● Work task
Repeat the entries word for word. Leave nothing out.

● App and web page records
━━━━━━━━━━━━━━━━━━━━

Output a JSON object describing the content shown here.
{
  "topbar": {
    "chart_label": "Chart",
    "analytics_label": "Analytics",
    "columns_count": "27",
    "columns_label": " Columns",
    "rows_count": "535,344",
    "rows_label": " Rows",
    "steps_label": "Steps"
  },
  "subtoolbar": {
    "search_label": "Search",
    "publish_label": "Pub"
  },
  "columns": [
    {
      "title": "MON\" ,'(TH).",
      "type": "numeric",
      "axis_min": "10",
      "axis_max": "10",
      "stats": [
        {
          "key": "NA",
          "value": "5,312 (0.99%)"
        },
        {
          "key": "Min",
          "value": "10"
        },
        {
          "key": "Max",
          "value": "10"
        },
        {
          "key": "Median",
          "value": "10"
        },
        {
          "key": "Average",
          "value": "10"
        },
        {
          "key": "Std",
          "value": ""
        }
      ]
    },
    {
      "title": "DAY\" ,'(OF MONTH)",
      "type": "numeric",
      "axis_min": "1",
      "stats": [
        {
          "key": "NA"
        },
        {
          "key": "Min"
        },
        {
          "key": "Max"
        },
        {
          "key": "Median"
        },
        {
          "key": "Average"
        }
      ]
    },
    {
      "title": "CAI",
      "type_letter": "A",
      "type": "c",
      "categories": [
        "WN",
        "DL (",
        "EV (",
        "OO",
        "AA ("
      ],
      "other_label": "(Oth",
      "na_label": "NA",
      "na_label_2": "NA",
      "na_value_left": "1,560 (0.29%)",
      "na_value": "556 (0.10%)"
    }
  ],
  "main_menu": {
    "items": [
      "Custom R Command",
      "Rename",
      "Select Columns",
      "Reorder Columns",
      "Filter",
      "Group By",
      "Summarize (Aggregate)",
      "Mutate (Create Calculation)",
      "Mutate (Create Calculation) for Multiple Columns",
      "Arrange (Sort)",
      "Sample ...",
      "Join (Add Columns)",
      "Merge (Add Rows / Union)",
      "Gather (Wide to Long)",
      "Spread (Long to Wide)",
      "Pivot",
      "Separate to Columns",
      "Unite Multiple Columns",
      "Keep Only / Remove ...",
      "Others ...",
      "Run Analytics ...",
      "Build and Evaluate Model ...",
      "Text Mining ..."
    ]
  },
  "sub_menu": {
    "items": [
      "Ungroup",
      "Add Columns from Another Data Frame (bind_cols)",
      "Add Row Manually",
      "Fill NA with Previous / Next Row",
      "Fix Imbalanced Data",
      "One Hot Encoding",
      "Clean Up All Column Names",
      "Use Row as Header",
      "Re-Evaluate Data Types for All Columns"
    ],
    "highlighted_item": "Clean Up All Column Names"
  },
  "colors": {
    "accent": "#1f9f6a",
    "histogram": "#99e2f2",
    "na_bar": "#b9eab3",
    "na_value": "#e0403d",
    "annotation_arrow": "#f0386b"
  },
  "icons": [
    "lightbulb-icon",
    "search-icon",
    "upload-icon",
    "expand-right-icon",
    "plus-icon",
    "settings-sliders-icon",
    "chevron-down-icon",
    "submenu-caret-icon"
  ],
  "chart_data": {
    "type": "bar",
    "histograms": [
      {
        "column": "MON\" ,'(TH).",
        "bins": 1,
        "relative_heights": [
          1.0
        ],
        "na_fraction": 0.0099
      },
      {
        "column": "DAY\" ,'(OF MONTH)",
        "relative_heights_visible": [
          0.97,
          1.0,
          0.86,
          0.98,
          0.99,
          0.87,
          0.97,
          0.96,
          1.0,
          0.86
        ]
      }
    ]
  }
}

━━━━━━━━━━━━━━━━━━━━

● Output of the task
Output a JSON object describing the content shown here.
{
  "topbar": {
    "chart_label": "Chart",
    "analytics_label": "Analytics",
    "columns_count": "27",
    "columns_label": " Columns",
    "rows_count": "535,344",
    "rows_label": " Rows",
    "steps_label": "Steps"
  },
  "subtoolbar": {
    "search_label": "Search",
    "publish_label": "Pub"
  },
  "columns": [
    {
      "title": "MON\" ,'(TH).",
      "type": "numeric",
      "axis_min": "10",
      "axis_max": "10",
      "stats": [
        {
          "key": "NA",
          "value": "5,312 (0.99%)"
        },
        {
          "key": "Min",
          "value": "10"
        },
        {
          "key": "Max",
          "value": "10"
        },
        {
          "key": "Median",
          "value": "10"
        },
        {
          "key": "Average",
          "value": "10"
        },
        {
          "key": "Std",
          "value": ""
        }
      ]
    },
    {
      "title": "DAY\" ,'(OF MONTH)",
      "type": "numeric",
      "axis_min": "1",
      "stats": [
        {
          "key": "NA"
        },
        {
          "key": "Min"
        },
        {
          "key": "Max"
        },
        {
          "key": "Median"
        },
        {
          "key": "Average"
        }
      ]
    },
    {
      "title": "CAI",
      "type_letter": "A",
      "type": "c",
      "categories": [
        "WN",
        "DL (",
        "EV (",
        "OO",
        "AA ("
      ],
      "other_label": "(Oth",
      "na_label": "NA",
      "na_label_2": "NA",
      "na_value_left": "1,560 (0.29%)",
      "na_value": "556 (0.10%)"
    }
  ],
  "main_menu": {
    "items": [
      "Custom R Command",
      "Rename",
      "Select Columns",
      "Reorder Columns",
      "Filter",
      "Group By",
      "Summarize (Aggregate)",
      "Mutate (Create Calculation)",
      "Mutate (Create Calculation) for Multiple Columns",
      "Arrange (Sort)",
      "Sample ...",
      "Join (Add Columns)",
      "Merge (Add Rows / Union)",
      "Gather (Wide to Long)",
      "Spread (Long to Wide)",
      "Pivot",
      "Separate to Columns",
      "Unite Multiple Columns",
      "Keep Only / Remove ...",
      "Others ...",
      "Run Analytics ...",
      "Build and Evaluate Model ...",
      "Text Mining ..."
    ]
  },
  "sub_menu": {
    "items": [
      "Ungroup",
      "Add Columns from Another Data Frame (bind_cols)",
      "Add Row Manually",
      "Fill NA with Previous / Next Row",
      "Fix Imbalanced Data",
      "One Hot Encoding",
      "Clean Up All Column Names",
      "Use Row as Header",
      "Re-Evaluate Data Types for All Columns"
    ],
    "highlighted_item": "Clean Up All Column Names"
  },
  "colors": {
    "accent": "#1f9f6a",
    "histogram": "#99e2f2",
    "na_bar": "#b9eab3",
    "na_value": "#e0403d",
    "annotation_arrow": "#f0386b"
  },
  "icons": [
    "lightbulb-icon",
    "search-icon",
    "upload-icon",
    "expand-right-icon",
    "plus-icon",
    "settings-sliders-icon",
    "chevron-down-icon",
    "submenu-caret-icon"
  ],
  "chart_data": {
    "type": "bar",
    "histograms": [
      {
        "column": "MON\" ,'(TH).",
        "bins": 1,
        "relative_heights": [
          1.0
        ],
        "na_fraction": 0.0099
      },
      {
        "column": "DAY\" ,'(OF MONTH)",
        "relative_heights_visible": [
          0.97,
          1.0,
          0.86,
          0.98,
          0.99,
          0.87,
          0.97,
          0.96,
          1.0,
          0.86
        ]
      }
    ]
  }
}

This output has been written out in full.